Guterres also extended condolences to the families of the slain men, Salah Mohammad, 39, Abdul Shakoor, 57, and 31-year-old Nasratallah. The three Afghan nationals died and two staff were injured in the October 31 attack.
Touring the damaged office compound, the High Commissioner said, “We are facing a tragedy for UNHCR and for the families of our dead and wounded colleagues.” But he added that the refugee agency was “committed to continuing to help Afghan people who need our assistance.”
An investigation into last week’s attack is under way. The High Commissioner, who is on a two-day trip to Afghanistan, is expected to discuss security concerns with Afghanistan’s First Vice-President Mohammad Qasim Fahim.
“UNHCR has a strictly humanitarian and non-political mandate; it is here to help Afghan refugees and also Afghans who have been internally displaced within their own country,” the High Commissioner stressed.
In a special message to staff from Kabul, Guterres also praised the courage and determination of UNHCR staff in Kandahar. “Even in these very difficult circumstances, there was no interruption in UNHCR’s operations, and support to our beneficiaries was fully maintained,” he said.
“Everybody is firmly committed to UNHCR’s mandate, to the benefit of the people we care for, and to the preservation of the humanitarian values of independence, impartiality and neutrality,” added Guterres.

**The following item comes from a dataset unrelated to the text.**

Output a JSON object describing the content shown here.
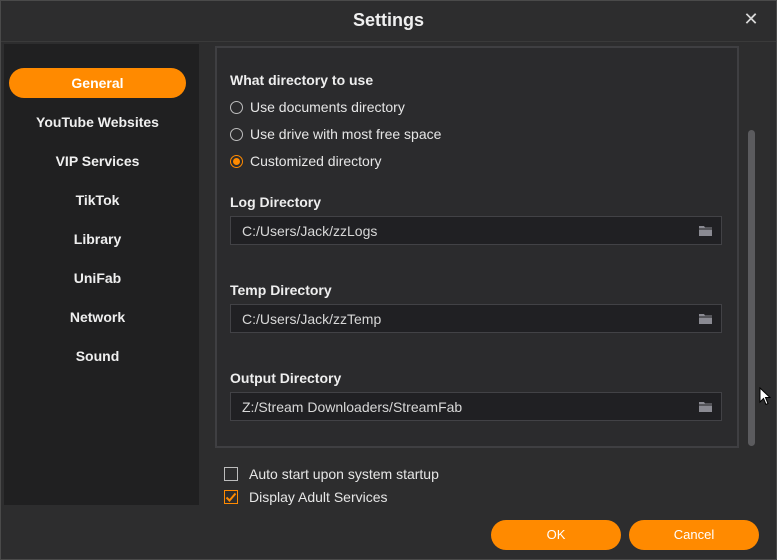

UNHCR has been working in Afghanistan since the 1980s, and over this period it has facilitated the return of millions of refugees and assisted other forcibly displaced people inside Afghanistan. Since 2002, more than 5.7 million Afghan refugees have voluntarily returned home – mainly from Iran and Afghanistan. UNHCR assisted 4.6 million of these returnees to repatriate.